* **Given records**:

□ □ □

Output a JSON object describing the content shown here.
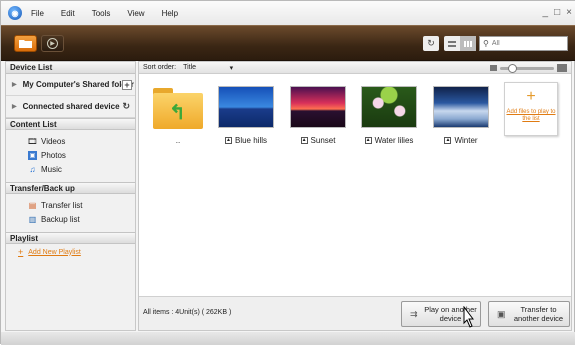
{
  "menu": {
    "items": [
      "File",
      "Edit",
      "Tools",
      "View",
      "Help"
    ]
  },
  "window_controls": {
    "minimize": "_",
    "maximize": "□",
    "close": "×"
  },
  "search": {
    "placeholder": "All"
  },
  "sidebar": {
    "device_list_header": "Device List",
    "devices": [
      {
        "label": "My Computer's Shared folder"
      },
      {
        "label": "Connected shared device"
      }
    ],
    "content_list_header": "Content List",
    "content_items": [
      {
        "label": "Videos",
        "icon": "video-icon"
      },
      {
        "label": "Photos",
        "icon": "photo-icon"
      },
      {
        "label": "Music",
        "icon": "music-icon"
      }
    ],
    "transfer_header": "Transfer/Back up",
    "transfer_items": [
      {
        "label": "Transfer list",
        "icon": "transfer-icon"
      },
      {
        "label": "Backup list",
        "icon": "backup-icon"
      }
    ],
    "playlist_header": "Playlist",
    "add_playlist": "Add New Playlist"
  },
  "sort": {
    "label": "Sort order:",
    "value": "Title"
  },
  "tiles": [
    {
      "label": ".."
    },
    {
      "label": "Blue hills"
    },
    {
      "label": "Sunset"
    },
    {
      "label": "Water lilies"
    },
    {
      "label": "Winter"
    }
  ],
  "add_files": {
    "text": "Add files to play to the list"
  },
  "bottom": {
    "items_count": "All items : 4Unit(s) ( 262KB )",
    "play_button": "Play on another device",
    "transfer_button": "Transfer to another device"
  }
}
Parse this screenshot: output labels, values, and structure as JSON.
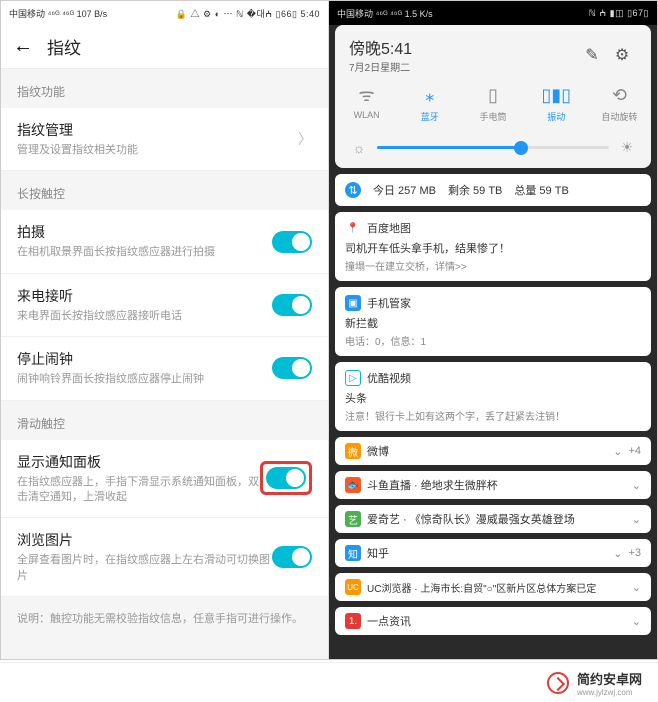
{
  "left": {
    "statusbar": {
      "carrier": "中国移动",
      "net": "⁴⁶ᴳ ⁴⁶ᴳ",
      "speed": "107 B/s",
      "icons": "🔒 △ ⚙ ◐ ⋯ ℕ �대ⵄ ▯66▯",
      "time": "5:40"
    },
    "title": "指纹",
    "sections": {
      "s1": "指纹功能",
      "s2": "长按触控",
      "s3": "滑动触控"
    },
    "rows": {
      "manage": {
        "t": "指纹管理",
        "s": "管理及设置指纹相关功能"
      },
      "shoot": {
        "t": "拍摄",
        "s": "在相机取景界面长按指纹感应器进行拍摄"
      },
      "call": {
        "t": "来电接听",
        "s": "来电界面长按指纹感应器接听电话"
      },
      "alarm": {
        "t": "停止闹钟",
        "s": "闹钟响铃界面长按指纹感应器停止闹钟"
      },
      "panel": {
        "t": "显示通知面板",
        "s": "在指纹感应器上，手指下滑显示系统通知面板，双击清空通知，上滑收起"
      },
      "photo": {
        "t": "浏览图片",
        "s": "全屏查看图片时，在指纹感应器上左右滑动可切换图片"
      }
    },
    "note": "说明：触控功能无需校验指纹信息，任意手指可进行操作。"
  },
  "right": {
    "statusbar": {
      "carrier": "中国移动",
      "speed": "1.5 K/s",
      "icons": "ℕ ⵄ ▮◫ ▯67▯"
    },
    "time": "傍晚5:41",
    "date": "7月2日星期二",
    "qs": [
      {
        "ic": "ᯤ",
        "lb": "WLAN",
        "on": false
      },
      {
        "ic": "⁎",
        "lb": "蓝牙",
        "on": true
      },
      {
        "ic": "▯",
        "lb": "手电筒",
        "on": false
      },
      {
        "ic": "▯▮▯",
        "lb": "振动",
        "on": true
      },
      {
        "ic": "⟲",
        "lb": "自动旋转",
        "on": false
      }
    ],
    "data": {
      "today": "今日 257 MB",
      "remain": "剩余 59 TB",
      "total": "总量 59 TB"
    },
    "cards": {
      "baidu": {
        "ic": "📍",
        "bg": "#e53935",
        "t": "百度地图",
        "l1": "司机开车低头拿手机，结果惨了！",
        "l2": "撞塌一在建立交桥，详情>>"
      },
      "guard": {
        "ic": "▣",
        "bg": "#2196f3",
        "t": "手机管家",
        "l1": "新拦截",
        "l2": "电话：0，信息：1"
      },
      "youku": {
        "ic": "▷",
        "bg": "#00bcd4",
        "t": "优酷视频",
        "l1": "头条",
        "l2": "注意！银行卡上如有这两个字，丢了赶紧去注销！"
      },
      "weibo": {
        "ic": "微",
        "bg": "#ff9800",
        "t": "微博",
        "badge": "+4"
      },
      "douyu": {
        "ic": "🐟",
        "bg": "#ff5722",
        "t": "斗鱼直播 · 绝地求生微胖杯"
      },
      "iqiyi": {
        "ic": "艺",
        "bg": "#4caf50",
        "t": "爱奇艺 · 《惊奇队长》漫威最强女英雄登场"
      },
      "zhihu": {
        "ic": "知",
        "bg": "#2196f3",
        "t": "知乎",
        "badge": "+3"
      },
      "uc": {
        "ic": "UC",
        "bg": "#ff9800",
        "t": "UC浏览器 · 上海市长:自贸\"○\"区新片区总体方案已定"
      },
      "yidian": {
        "ic": "1.",
        "bg": "#e53935",
        "t": "一点资讯"
      }
    }
  },
  "footer": {
    "brand": "简约安卓网",
    "url": "www.jylzwj.com"
  }
}
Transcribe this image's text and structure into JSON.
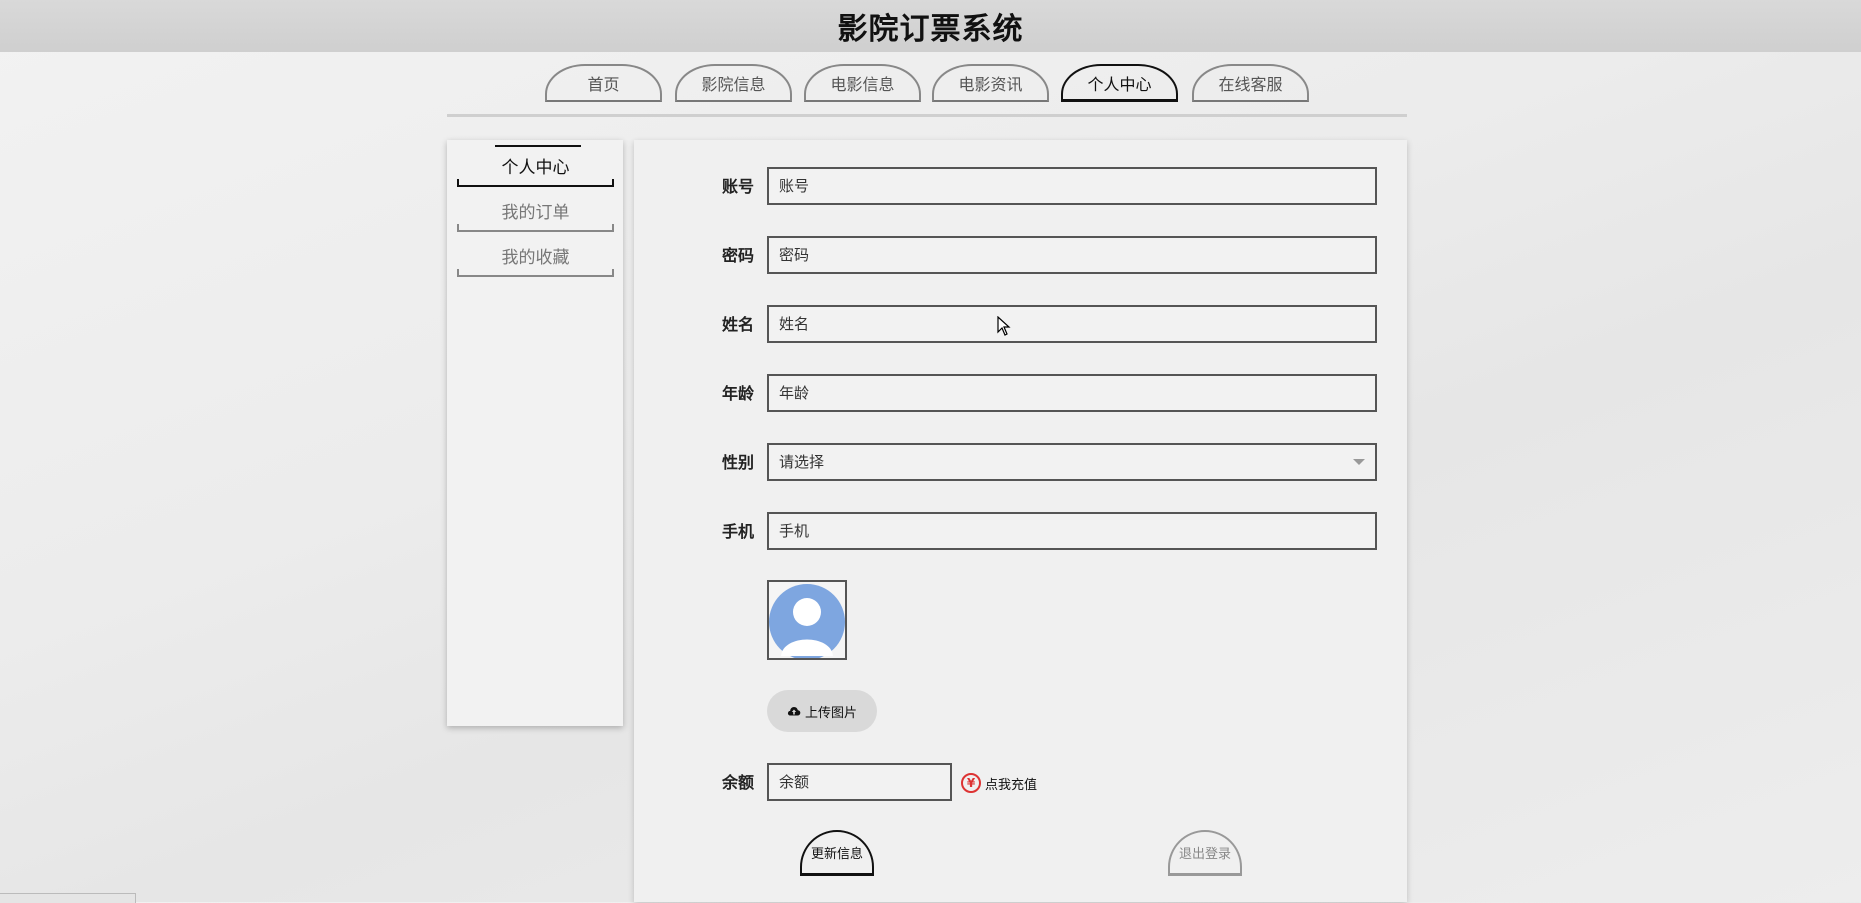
{
  "app": {
    "title": "影院订票系统"
  },
  "nav": {
    "tabs": [
      {
        "label": "首页"
      },
      {
        "label": "影院信息"
      },
      {
        "label": "电影信息"
      },
      {
        "label": "电影资讯"
      },
      {
        "label": "个人中心",
        "active": true
      },
      {
        "label": "在线客服"
      }
    ]
  },
  "sidebar": {
    "items": [
      {
        "label": "个人中心",
        "active": true
      },
      {
        "label": "我的订单"
      },
      {
        "label": "我的收藏"
      }
    ]
  },
  "form": {
    "account": {
      "label": "账号",
      "placeholder": "账号"
    },
    "password": {
      "label": "密码",
      "placeholder": "密码"
    },
    "name": {
      "label": "姓名",
      "placeholder": "姓名"
    },
    "age": {
      "label": "年龄",
      "placeholder": "年龄"
    },
    "gender": {
      "label": "性别",
      "selected": "请选择"
    },
    "phone": {
      "label": "手机",
      "placeholder": "手机"
    },
    "upload": {
      "label": "上传图片"
    },
    "balance": {
      "label": "余额",
      "placeholder": "余额"
    },
    "recharge": {
      "label": "点我充值",
      "icon": "¥"
    },
    "update_label": "更新信息",
    "logout_label": "退出登录"
  },
  "colors": {
    "avatar": "#7ea6e0",
    "recharge_icon": "#dd3333"
  }
}
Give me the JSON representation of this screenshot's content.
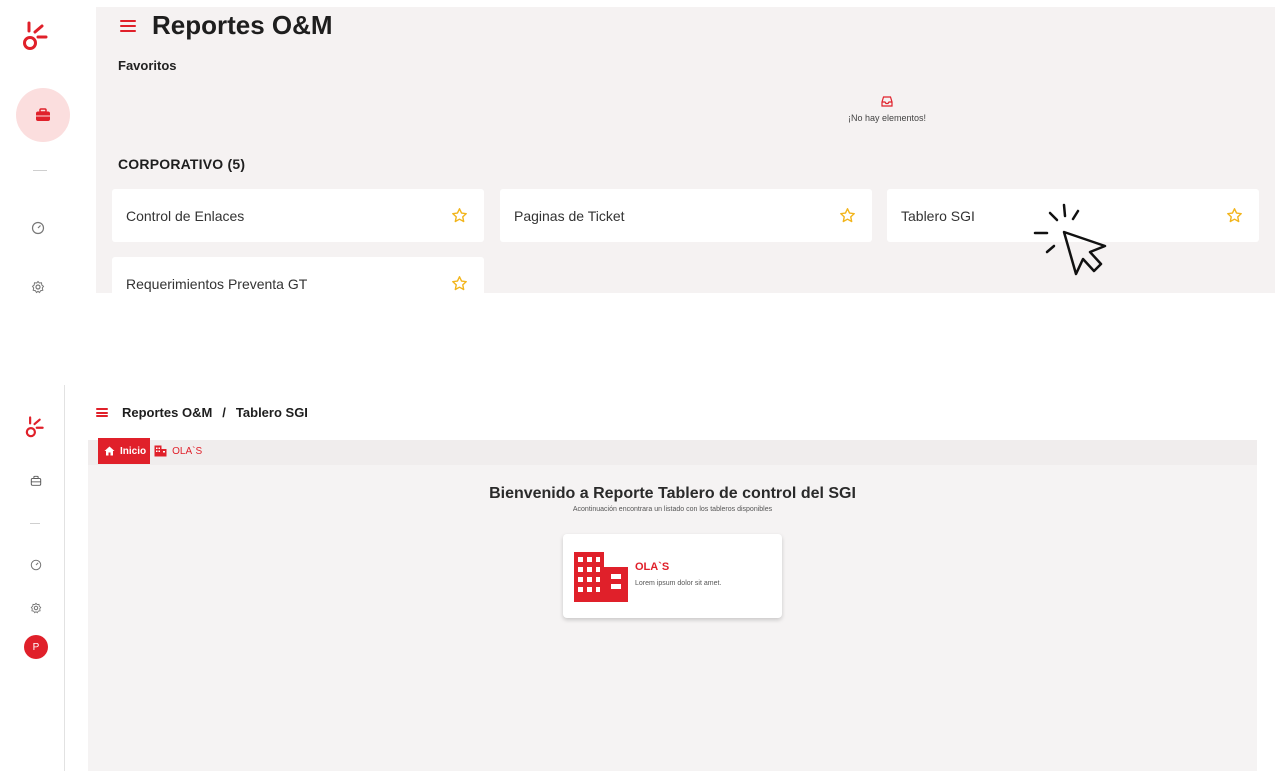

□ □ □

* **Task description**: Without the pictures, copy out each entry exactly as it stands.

* **The completed task**:
Output a JSON object describing the content shown here.
{
  "menu": {
    "items": [
      "File",
      "Edit",
      "Tools",
      "View",
      "Help"
    ]
  },
  "window_controls": {
    "minimize": "_",
    "maximize": "□",
    "close": "×"
  },
  "search": {
    "placeholder": "All"
  },
  "sidebar": {
    "device_list_header": "Device List",
    "devices": [
      {
        "label": "My Computer's Shared folder"
      },
      {
        "label": "Connected shared device"
      }
    ],
    "content_list_header": "Content List",
    "content_items": [
      {
        "label": "Videos",
        "icon": "video-icon"
      },
      {
        "label": "Photos",
        "icon": "photo-icon"
      },
      {
        "label": "Music",
        "icon": "music-icon"
      }
    ],
    "transfer_header": "Transfer/Back up",
    "transfer_items": [
      {
        "label": "Transfer list",
        "icon": "transfer-icon"
      },
      {
        "label": "Backup list",
        "icon": "backup-icon"
      }
    ],
    "playlist_header": "Playlist",
    "add_playlist": "Add New Playlist"
  },
  "sort": {
    "label": "Sort order:",
    "value": "Title"
  },
  "tiles": [
    {
      "label": ".."
    },
    {
      "label": "Blue hills"
    },
    {
      "label": "Sunset"
    },
    {
      "label": "Water lilies"
    },
    {
      "label": "Winter"
    }
  ],
  "add_files": {
    "text": "Add files to play to the list"
  },
  "bottom": {
    "items_count": "All items : 4Unit(s) ( 262KB )",
    "play_button": "Play on another device",
    "transfer_button": "Transfer to another device"
  }
}
Parse this screenshot: output labels, values, and structure as JSON.
{
  "left": {
    "statusbar": {
      "carrier": "中国移动",
      "net": "⁴⁶ᴳ ⁴⁶ᴳ",
      "speed": "107 B/s",
      "icons": "🔒 △ ⚙ ◐ ⋯ ℕ �대ⵄ ▯66▯",
      "time": "5:40"
    },
    "title": "指纹",
    "sections": {
      "s1": "指纹功能",
      "s2": "长按触控",
      "s3": "滑动触控"
    },
    "rows": {
      "manage": {
        "t": "指纹管理",
        "s": "管理及设置指纹相关功能"
      },
      "shoot": {
        "t": "拍摄",
        "s": "在相机取景界面长按指纹感应器进行拍摄"
      },
      "call": {
        "t": "来电接听",
        "s": "来电界面长按指纹感应器接听电话"
      },
      "alarm": {
        "t": "停止闹钟",
        "s": "闹钟响铃界面长按指纹感应器停止闹钟"
      },
      "panel": {
        "t": "显示通知面板",
        "s": "在指纹感应器上，手指下滑显示系统通知面板，双击清空通知，上滑收起"
      },
      "photo": {
        "t": "浏览图片",
        "s": "全屏查看图片时，在指纹感应器上左右滑动可切换图片"
      }
    },
    "note": "说明：触控功能无需校验指纹信息，任意手指可进行操作。"
  },
  "right": {
    "statusbar": {
      "carrier": "中国移动",
      "speed": "1.5 K/s",
      "icons": "ℕ ⵄ ▮◫ ▯67▯"
    },
    "time": "傍晚5:41",
    "date": "7月2日星期二",
    "qs": [
      {
        "ic": "ᯤ",
        "lb": "WLAN",
        "on": false
      },
      {
        "ic": "⁎",
        "lb": "蓝牙",
        "on": true
      },
      {
        "ic": "▯",
        "lb": "手电筒",
        "on": false
      },
      {
        "ic": "▯▮▯",
        "lb": "振动",
        "on": true
      },
      {
        "ic": "⟲",
        "lb": "自动旋转",
        "on": false
      }
    ],
    "data": {
      "today": "今日 257 MB",
      "remain": "剩余 59 TB",
      "total": "总量 59 TB"
    },
    "cards": {
      "baidu": {
        "ic": "📍",
        "bg": "#e53935",
        "t": "百度地图",
        "l1": "司机开车低头拿手机，结果惨了！",
        "l2": "撞塌一在建立交桥，详情>>"
      },
      "guard": {
        "ic": "▣",
        "bg": "#2196f3",
        "t": "手机管家",
        "l1": "新拦截",
        "l2": "电话：0，信息：1"
      },
      "youku": {
        "ic": "▷",
        "bg": "#00bcd4",
        "t": "优酷视频",
        "l1": "头条",
        "l2": "注意！银行卡上如有这两个字，丢了赶紧去注销！"
      },
      "weibo": {
        "ic": "微",
        "bg": "#ff9800",
        "t": "微博",
        "badge": "+4"
      },
      "douyu": {
        "ic": "🐟",
        "bg": "#ff5722",
        "t": "斗鱼直播 · 绝地求生微胖杯"
      },
      "iqiyi": {
        "ic": "艺",
        "bg": "#4caf50",
        "t": "爱奇艺 · 《惊奇队长》漫威最强女英雄登场"
      },
      "zhihu": {
        "ic": "知",
        "bg": "#2196f3",
        "t": "知乎",
        "badge": "+3"
      },
      "uc": {
        "ic": "UC",
        "bg": "#ff9800",
        "t": "UC浏览器 · 上海市长:自贸\"○\"区新片区总体方案已定"
      },
      "yidian": {
        "ic": "1.",
        "bg": "#e53935",
        "t": "一点资讯"
      }
    }
  },
  "footer": {
    "brand": "简约安卓网",
    "url": "www.jylzwj.com"
  }
}
Transcribe this image's text and structure into JSON.
{
  "app": {
    "title": "影院订票系统"
  },
  "nav": {
    "tabs": [
      {
        "label": "首页"
      },
      {
        "label": "影院信息"
      },
      {
        "label": "电影信息"
      },
      {
        "label": "电影资讯"
      },
      {
        "label": "个人中心",
        "active": true
      },
      {
        "label": "在线客服"
      }
    ]
  },
  "sidebar": {
    "items": [
      {
        "label": "个人中心",
        "active": true
      },
      {
        "label": "我的订单"
      },
      {
        "label": "我的收藏"
      }
    ]
  },
  "form": {
    "account": {
      "label": "账号",
      "placeholder": "账号"
    },
    "password": {
      "label": "密码",
      "placeholder": "密码"
    },
    "name": {
      "label": "姓名",
      "placeholder": "姓名"
    },
    "age": {
      "label": "年龄",
      "placeholder": "年龄"
    },
    "gender": {
      "label": "性别",
      "selected": "请选择"
    },
    "phone": {
      "label": "手机",
      "placeholder": "手机"
    },
    "upload": {
      "label": "上传图片"
    },
    "balance": {
      "label": "余额",
      "placeholder": "余额"
    },
    "recharge": {
      "label": "点我充值",
      "icon": "¥"
    },
    "update_label": "更新信息",
    "logout_label": "退出登录"
  },
  "colors": {
    "avatar": "#7ea6e0",
    "recharge_icon": "#dd3333"
  }
}
Give me the JSON representation of this screenshot's content.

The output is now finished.